About three dozen botanical gardens and arboretums across the county have joined the program to catalog their living plant collections and share responsibility for ensuring the existence of individual species into an uncertain future.
In Atlanta, Cruse-Sanders’s fieldwork with the torreya and Matthews’s work with the dancing lady orchid are now considered as crucial to the garden’s mission as maintaining its public conservatory.
“Life, we’re finding, is all connected,” Ms. Allenstein says of the need to save individual plants. “The web is inextricably woven, and once we start pulling at individual threads, then they start becoming unraveled, and we’re discovering that it’s connected to more things than we’ve really imagined there might be.”
Breeding endangered frogs among the plants
At the Atlanta Botanical Garden, conservation work extends beyond plants to amphibians, although most visitors never see the garden’s collection of marsupial frogs, glass frogs, monkey frogs with opposable thumbs, and rare frogs from Chile and Panama.
About 15 endangered species are breeding in captivity in a biosecure “pod,” a repurposed shipping container located on a back lot of the garden’s grounds.
The frogs are facing many of the same threats as the rare plants the garden is trying to save, including habitat destruction and new diseases.
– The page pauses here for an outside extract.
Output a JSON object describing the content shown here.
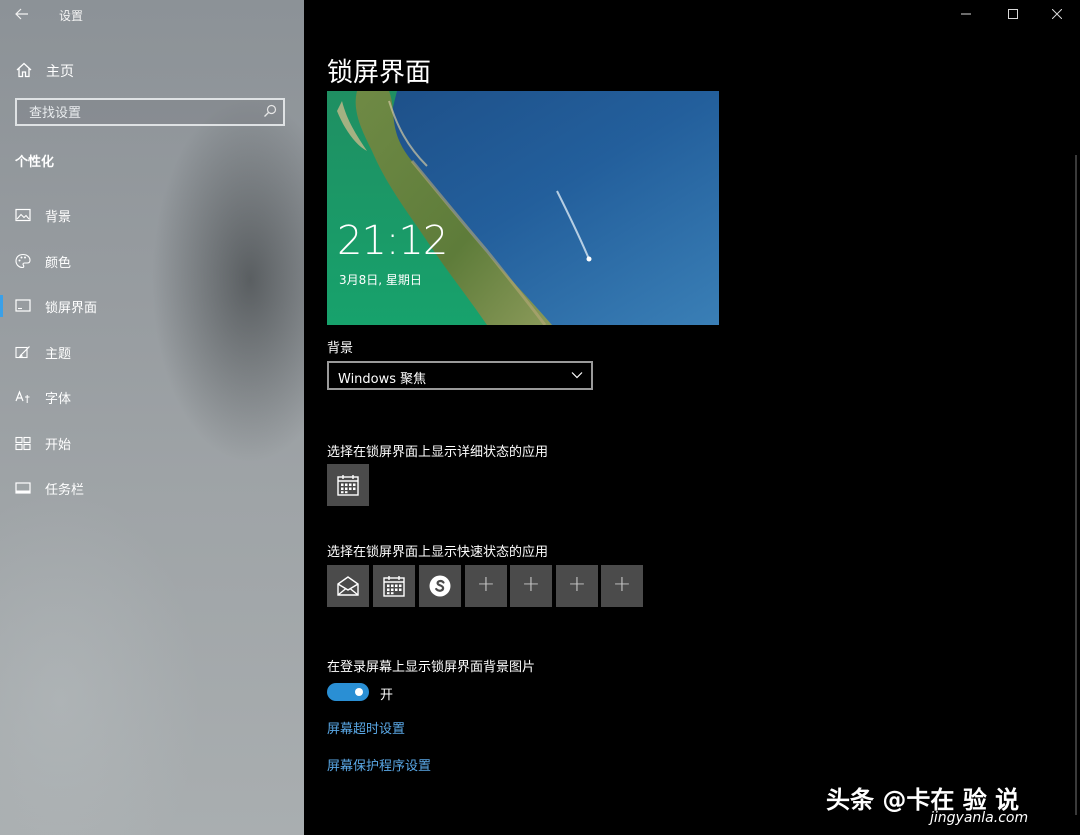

But the world’s amphibians are dying off at a particularly alarmingly rate.
“There were over 6,000 living or extant species of amphibians, and we could well lose half of those in the next 30 years if we’re not careful,” says Danté Fenolio, the garden’s amphibian conservation scientist.
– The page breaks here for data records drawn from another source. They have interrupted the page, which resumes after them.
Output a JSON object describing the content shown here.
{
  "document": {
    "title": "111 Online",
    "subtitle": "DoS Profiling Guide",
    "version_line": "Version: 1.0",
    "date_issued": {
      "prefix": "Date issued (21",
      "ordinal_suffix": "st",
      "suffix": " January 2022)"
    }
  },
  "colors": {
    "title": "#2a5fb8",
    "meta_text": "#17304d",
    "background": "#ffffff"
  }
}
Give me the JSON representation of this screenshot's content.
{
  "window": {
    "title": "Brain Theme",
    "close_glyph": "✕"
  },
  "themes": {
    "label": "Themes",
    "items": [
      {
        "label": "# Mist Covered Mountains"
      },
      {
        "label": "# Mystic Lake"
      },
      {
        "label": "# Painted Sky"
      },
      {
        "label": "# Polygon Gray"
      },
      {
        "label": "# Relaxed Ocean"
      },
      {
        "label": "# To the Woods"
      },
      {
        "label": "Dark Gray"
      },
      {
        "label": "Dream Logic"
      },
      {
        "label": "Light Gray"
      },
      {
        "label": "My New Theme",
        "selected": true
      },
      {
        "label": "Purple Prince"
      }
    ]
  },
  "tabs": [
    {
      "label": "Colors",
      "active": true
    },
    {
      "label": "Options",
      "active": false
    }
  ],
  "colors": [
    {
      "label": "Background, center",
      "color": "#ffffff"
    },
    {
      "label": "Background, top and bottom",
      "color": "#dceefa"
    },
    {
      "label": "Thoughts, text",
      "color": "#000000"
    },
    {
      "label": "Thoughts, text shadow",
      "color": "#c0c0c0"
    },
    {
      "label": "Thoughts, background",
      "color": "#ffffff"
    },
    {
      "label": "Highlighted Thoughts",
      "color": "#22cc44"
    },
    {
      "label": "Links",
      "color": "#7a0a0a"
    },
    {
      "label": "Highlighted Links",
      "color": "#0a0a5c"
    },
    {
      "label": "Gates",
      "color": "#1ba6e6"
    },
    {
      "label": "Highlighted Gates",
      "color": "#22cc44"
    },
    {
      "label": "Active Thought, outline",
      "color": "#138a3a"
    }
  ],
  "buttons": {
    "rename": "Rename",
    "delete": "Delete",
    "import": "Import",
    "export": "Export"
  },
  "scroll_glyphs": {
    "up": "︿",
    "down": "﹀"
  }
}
The garden originally installed a display of charismatic poison dart frogs to lure visitors into taking a greater interest in their natural surroundings. But amphibians have since become a major – although often unknown to the public – element of the conservation work here. Dr. Fenolio believes that Atlanta is the only botanical garden in the world with such an amphibian focus.
Ironically, frogs today are dying because of the very evolutionary feature that once allowed them to move onto land as amphibious fish. Amphibians both breathe and take in water through their skin – but that also means their versatile, moist skin is particularly susceptible to the bacteria and fungi that are now invading their natural habitats.
“Most folks don’t know that amphibians are in trouble, and I know that a lot of people wouldn’t outwardly tend to care,” Fenolio says. “But there are reasons that everybody should care.”
Most notably, the chemicals frogs secrete through their skin to combat such bacteria have offered leads in developing antibiotics for humans.
“We’re losing a huge, huge pharmaceutical storehouse for humanity,” Fenolio says. “Although I would propose that there are other reasons far more important for keeping amphibians around.”